Theresa May has been told she must impose her will on the Cabinet over Brexit following a week of turmoil that saw the prime minister see off an attempted coup.
Bernard Jenkin, a senior backbench Tory MP, said on Monday the EU was “stringing us along” in Brexit talks and May should “dig in” on her position.
Speaking to BBC Radio 4′s Today programme, Jenkin denied he wanted May to sack Philip Hammond.
But he attacked the “institutional mindset” of the Treasury that believed Brexit would be bad and was trying to frustrate the exit process.
“The prime minister should use the authority of her office to impose what she wants on the Cabinet. And It is clear she wants to be a sovereign state after we have left the EU,” Jenkin said.
Asked if May had the authority to dictate policy in the wake of her disastrous conference, Jenkin added: “Oh yes. Have no doubt about that. Look at all the support she has had from MPs over the last few days despite her difficulties.”

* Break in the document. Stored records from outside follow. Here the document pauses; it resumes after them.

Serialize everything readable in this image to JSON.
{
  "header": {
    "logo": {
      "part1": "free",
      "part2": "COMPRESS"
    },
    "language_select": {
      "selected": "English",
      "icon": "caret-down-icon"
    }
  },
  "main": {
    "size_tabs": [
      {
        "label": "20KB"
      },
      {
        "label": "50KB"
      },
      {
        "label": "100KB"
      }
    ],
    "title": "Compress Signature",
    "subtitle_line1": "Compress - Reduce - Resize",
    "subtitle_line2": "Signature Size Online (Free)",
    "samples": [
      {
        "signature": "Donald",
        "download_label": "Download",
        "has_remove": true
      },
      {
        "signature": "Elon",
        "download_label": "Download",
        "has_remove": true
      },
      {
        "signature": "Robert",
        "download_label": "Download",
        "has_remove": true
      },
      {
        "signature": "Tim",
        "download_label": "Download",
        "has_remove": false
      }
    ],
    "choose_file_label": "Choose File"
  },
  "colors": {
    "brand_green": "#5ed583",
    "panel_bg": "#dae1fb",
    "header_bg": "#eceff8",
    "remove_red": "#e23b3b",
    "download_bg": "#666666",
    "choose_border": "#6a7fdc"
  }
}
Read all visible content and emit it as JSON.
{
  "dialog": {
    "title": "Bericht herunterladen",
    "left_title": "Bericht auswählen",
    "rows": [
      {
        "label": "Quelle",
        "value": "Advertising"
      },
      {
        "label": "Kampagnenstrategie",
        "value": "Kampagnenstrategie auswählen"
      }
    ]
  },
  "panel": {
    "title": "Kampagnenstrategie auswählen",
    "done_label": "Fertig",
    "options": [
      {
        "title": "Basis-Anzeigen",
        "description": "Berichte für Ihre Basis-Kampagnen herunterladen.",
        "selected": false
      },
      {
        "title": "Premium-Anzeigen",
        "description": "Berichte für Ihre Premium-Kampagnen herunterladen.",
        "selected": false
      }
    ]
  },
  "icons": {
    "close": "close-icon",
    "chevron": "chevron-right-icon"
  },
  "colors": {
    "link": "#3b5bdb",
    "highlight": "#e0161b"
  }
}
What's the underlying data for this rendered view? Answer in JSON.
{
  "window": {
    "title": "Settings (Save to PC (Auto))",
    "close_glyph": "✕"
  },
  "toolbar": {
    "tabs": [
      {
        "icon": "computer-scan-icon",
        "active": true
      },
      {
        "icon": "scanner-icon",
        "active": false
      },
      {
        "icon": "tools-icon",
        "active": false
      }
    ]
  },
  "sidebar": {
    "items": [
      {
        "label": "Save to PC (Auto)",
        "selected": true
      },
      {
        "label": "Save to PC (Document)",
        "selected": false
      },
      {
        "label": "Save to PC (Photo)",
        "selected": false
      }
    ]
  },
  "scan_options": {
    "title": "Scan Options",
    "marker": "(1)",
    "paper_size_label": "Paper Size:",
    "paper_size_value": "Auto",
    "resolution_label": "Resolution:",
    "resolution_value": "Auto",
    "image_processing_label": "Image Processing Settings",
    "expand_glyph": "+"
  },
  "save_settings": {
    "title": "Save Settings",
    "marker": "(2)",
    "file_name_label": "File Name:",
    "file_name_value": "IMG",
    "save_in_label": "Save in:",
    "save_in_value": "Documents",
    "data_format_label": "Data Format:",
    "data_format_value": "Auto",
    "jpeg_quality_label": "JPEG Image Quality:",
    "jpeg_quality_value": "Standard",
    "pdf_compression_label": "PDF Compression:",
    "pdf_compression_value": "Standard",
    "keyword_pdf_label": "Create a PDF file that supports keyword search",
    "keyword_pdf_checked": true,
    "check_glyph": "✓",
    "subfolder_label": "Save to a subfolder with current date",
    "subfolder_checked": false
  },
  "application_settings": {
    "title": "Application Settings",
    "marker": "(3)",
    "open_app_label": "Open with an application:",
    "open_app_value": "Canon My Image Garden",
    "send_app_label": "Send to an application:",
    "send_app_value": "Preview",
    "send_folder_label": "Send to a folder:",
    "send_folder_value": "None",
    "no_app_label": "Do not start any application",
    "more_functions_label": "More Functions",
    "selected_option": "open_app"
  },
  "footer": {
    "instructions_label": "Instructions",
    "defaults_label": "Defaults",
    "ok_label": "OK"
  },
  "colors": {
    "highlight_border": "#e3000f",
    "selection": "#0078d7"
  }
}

May has faced calls to sack both Boris Johnson and Hammond in order to reassert her authority over the Tory party.
The prime minister vowed she would not “hide from a challenge” amid speculation she could carry out a reshuffle of her top team in order to shore up her precarious position.
Pressure mounted from rival wings of the Tory party to axe either the Chancellor or Foreign Secretary in what would be a high-risk move.
Former deputy prime minister Lord Heseltine joked on Sky News that he would like to move Johnson to “Mongolia, somewhere like that”.
The Daily Telegraph reported that Johnson would resist any attempt to demote him, leaving May with little option but to sack him or leave him in post.
But Tory MP Nadine Dorries told ITV’s Peston on Sunday that it should be Hammond, not Johnson, who was fired. “I don’t think he has been totally onboard, he has deliberately been trying to make the Brexit negotiations difficult,” she said.
May is due to update MPs on the Brexit process on Monday afternoon in the Commons.